Text (no images), Pages 255-256:
"The Hosiery Mills of Conyers Button & Co., Germantown, Philadelphia.
"This extensive establishment was founded by John Button, the father of the present principal proprietor, in 1831. He was a native of Leicestershire, England, and emigrated to this country in 1830. His father, Joseph Button, was a lace manufacturer of that section. The son, at the time of his leaving England, was the owner of two small machines for knitting hosiery, which, under the then existing laws, he succeeded in having passed through as 'tools.'
"On arriving in Philadelphia, he at once put his machines into operation, and for twelve months manufactured children's socks. These, being made in a superior manner and being much less expensive than the hand-made article, commanded a ready sale. Being the only manufacturer of hose by machinery, he enjoyed a monopoly of the trade for a number of years.
"Attracted by the natural advantages of Germantown and the low rates of living in that rural district, he removed thither. Renting a small building on the brow of 'Negley's Hill, near the site of Henson Brothers' present mill, he set up his two machines, to which he soon after added eight others. His great success in the manufacture of children's socks induced him to undertake the manufacture of men's hose. This enterprise was equally fortunate in its results.

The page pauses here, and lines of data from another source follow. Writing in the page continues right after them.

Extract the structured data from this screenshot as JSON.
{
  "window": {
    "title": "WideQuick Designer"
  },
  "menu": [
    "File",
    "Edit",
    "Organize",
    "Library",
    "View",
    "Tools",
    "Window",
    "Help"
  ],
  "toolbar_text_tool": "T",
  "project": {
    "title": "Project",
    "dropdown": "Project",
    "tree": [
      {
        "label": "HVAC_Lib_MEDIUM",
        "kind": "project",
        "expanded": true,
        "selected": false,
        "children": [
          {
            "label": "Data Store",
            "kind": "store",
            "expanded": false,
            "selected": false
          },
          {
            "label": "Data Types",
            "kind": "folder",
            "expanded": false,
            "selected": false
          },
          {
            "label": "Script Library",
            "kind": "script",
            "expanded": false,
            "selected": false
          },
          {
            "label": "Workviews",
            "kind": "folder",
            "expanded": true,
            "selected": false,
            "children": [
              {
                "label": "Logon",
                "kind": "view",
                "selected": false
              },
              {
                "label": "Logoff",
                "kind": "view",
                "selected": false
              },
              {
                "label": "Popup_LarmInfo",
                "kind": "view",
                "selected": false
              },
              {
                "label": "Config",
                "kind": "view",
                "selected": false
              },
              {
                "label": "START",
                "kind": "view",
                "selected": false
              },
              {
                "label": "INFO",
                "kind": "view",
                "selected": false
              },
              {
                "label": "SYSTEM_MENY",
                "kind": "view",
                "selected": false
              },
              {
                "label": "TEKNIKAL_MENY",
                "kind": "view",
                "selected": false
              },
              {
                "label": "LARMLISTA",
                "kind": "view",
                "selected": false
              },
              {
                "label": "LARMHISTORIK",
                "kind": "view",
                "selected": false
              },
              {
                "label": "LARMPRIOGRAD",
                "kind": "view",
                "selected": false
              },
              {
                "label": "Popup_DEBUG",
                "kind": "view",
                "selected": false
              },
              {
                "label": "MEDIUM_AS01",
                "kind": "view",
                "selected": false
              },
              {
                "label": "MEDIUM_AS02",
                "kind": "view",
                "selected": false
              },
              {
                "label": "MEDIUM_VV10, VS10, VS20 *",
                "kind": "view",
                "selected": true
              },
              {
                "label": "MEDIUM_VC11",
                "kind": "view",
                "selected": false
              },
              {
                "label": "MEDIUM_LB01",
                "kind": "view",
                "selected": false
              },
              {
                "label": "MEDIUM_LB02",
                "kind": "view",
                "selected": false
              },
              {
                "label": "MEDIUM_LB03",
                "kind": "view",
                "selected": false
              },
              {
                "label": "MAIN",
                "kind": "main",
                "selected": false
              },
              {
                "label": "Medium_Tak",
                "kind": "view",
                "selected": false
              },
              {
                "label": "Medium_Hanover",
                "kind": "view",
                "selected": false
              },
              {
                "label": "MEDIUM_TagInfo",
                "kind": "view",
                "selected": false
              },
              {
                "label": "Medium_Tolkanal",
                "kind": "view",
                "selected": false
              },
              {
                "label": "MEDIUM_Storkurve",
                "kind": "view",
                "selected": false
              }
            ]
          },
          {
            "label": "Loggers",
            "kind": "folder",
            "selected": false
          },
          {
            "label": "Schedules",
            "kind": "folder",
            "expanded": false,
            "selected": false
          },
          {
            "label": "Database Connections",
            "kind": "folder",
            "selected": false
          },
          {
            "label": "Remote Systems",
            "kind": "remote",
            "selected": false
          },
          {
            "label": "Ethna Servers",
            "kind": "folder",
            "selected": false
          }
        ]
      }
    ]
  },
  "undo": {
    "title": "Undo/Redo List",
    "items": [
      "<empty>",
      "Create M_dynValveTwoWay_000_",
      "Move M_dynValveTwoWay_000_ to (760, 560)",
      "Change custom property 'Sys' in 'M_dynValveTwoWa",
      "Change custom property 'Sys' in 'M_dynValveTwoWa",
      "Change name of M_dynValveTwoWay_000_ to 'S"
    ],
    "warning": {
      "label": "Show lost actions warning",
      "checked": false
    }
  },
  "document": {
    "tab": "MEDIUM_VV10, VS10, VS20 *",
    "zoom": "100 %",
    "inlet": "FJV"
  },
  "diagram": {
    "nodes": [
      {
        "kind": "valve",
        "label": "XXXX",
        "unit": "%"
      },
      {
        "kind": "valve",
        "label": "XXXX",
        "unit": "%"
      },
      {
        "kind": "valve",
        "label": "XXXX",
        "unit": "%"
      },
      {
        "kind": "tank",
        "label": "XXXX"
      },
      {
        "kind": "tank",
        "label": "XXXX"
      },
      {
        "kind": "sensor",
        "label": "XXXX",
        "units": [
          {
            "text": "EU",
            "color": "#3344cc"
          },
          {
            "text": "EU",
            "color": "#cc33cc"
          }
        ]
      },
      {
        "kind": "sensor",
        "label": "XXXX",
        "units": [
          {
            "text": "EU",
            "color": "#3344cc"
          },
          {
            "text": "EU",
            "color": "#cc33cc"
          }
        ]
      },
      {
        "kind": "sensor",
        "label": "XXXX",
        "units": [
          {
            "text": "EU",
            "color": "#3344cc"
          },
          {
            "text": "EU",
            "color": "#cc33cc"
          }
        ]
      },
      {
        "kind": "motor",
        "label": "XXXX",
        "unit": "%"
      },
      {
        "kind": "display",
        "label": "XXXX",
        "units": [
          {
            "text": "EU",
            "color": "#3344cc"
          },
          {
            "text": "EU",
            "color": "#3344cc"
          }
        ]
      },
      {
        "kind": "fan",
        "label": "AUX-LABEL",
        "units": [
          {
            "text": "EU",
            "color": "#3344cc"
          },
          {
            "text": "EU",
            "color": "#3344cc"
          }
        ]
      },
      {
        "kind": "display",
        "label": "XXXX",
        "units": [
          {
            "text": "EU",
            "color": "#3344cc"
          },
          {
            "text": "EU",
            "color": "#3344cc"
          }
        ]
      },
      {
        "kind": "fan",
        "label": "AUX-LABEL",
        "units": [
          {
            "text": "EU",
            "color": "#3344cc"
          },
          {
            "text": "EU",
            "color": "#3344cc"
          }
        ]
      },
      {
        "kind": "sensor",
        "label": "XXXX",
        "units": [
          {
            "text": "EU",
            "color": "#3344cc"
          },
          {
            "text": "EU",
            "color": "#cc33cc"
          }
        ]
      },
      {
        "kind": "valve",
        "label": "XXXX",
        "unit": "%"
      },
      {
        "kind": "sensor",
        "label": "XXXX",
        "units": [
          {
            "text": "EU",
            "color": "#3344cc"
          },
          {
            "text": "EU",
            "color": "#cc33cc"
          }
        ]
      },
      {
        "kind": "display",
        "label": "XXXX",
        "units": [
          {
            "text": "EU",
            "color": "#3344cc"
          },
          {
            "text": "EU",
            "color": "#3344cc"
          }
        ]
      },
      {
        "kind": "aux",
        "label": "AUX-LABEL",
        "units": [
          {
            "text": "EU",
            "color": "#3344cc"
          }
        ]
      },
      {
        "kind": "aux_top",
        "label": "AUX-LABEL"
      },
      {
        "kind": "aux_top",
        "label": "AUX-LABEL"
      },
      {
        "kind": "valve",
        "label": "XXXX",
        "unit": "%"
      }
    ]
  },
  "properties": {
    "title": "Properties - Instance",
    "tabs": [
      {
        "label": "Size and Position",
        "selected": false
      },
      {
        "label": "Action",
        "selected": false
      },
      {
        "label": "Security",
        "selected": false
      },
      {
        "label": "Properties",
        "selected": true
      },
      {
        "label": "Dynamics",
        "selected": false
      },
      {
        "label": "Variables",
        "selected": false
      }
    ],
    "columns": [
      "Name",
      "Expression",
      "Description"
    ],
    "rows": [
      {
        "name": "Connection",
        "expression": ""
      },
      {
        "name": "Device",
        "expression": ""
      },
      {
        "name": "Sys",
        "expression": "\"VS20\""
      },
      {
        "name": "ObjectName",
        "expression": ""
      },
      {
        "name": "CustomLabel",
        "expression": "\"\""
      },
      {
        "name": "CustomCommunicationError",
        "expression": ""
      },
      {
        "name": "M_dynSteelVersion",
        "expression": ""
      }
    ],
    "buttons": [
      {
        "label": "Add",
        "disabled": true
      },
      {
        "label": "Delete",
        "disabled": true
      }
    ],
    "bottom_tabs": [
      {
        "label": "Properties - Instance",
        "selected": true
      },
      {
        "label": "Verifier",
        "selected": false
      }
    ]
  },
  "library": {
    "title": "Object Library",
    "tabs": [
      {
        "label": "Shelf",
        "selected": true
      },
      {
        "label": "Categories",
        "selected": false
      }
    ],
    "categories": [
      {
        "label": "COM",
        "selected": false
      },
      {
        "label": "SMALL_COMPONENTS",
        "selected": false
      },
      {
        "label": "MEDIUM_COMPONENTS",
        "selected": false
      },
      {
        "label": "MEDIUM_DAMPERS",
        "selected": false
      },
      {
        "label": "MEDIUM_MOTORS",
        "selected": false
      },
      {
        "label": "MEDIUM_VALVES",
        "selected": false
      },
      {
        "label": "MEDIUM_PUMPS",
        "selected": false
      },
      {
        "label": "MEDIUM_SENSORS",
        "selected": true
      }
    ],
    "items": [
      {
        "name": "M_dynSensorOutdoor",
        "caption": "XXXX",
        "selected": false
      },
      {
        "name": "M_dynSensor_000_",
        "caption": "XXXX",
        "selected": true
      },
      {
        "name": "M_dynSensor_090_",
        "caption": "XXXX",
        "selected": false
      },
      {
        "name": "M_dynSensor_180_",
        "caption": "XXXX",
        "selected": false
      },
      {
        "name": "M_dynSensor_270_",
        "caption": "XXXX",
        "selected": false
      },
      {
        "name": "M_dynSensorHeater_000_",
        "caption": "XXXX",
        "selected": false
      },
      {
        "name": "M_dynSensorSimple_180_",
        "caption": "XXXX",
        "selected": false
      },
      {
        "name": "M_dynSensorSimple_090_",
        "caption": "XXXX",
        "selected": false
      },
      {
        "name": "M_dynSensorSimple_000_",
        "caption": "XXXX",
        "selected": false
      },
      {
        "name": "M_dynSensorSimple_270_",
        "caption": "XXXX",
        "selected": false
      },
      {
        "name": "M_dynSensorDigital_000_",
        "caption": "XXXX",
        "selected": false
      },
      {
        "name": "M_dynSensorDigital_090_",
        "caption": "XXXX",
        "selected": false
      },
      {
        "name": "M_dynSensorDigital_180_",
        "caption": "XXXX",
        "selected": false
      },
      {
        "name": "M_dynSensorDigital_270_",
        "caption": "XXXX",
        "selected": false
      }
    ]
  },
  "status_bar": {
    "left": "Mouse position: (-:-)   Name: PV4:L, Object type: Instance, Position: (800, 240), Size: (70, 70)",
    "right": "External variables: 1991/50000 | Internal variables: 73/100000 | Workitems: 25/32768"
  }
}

"Not only was he the founder of a large establishment of his own, but now under his instruction many of those now at the head of similar industries learned the art of making knit goods by steam power. In fact, John Button's little factory was the nucleus of the great hosiery manufactories of the present day. The echoes he awoke with his two small machines in the then wooded village of Germantown gathered strength, and are still reverberating far and wide. 'Germantown knit goods' are familiar to the inhabitants of every city and village in the United States.
"In 1835, his increasing business demanded more room and greater facilities. He purchased three acres of land at the corner of Main street and Walnut lane, and erected a building of sufficient capacity to accommodate his machinery. At that time he employed about twenty five hands and produced goods annually to the value of $20,000. It soon became necessary to enlarge this building, and its present dimensions are evidence of how often this necessity occurred in the ensuing thirty or thirty-five years.
"In 1865, Joseph Button withdrew, and his brother, Conyers Button, became the sole proprietor of the business, and to this day maintains the position which his father secured for himself and the manufactory. Four years later he admitted his nephew, Theodore A. Fleu, into partnership, and the firm now has the style and title of Conyers Button & Co. These gentleman avail themselves of every improvement which may from time to tome enter into the manufacture of woollen knit goods, and conduct their business on careful but liberal principles.
"Their manufactory comprises a handsome group of buildings covering a large extent of ground. These buildings are kept in the neatest order as to exterior, and in this respect vie with the many handsome residences with which they are surrounded on all sides, while the interior is a model of perfect system and cleanliness of appearance. The counting-house is one of the finest in Philadelphia, while the engine room is a marvel of new- pin brightness and studied ornamentation. The mills give employment to a large number of hands, male and female, and the amount and value of the goods manufactured is very great.
"The proprietors are gentlemen of culture and refinement, and the senior partner contributed largely of his means to the building of the handsome church of the Unitarian Society, at Germantown, and is a prominent supporter of that congregation."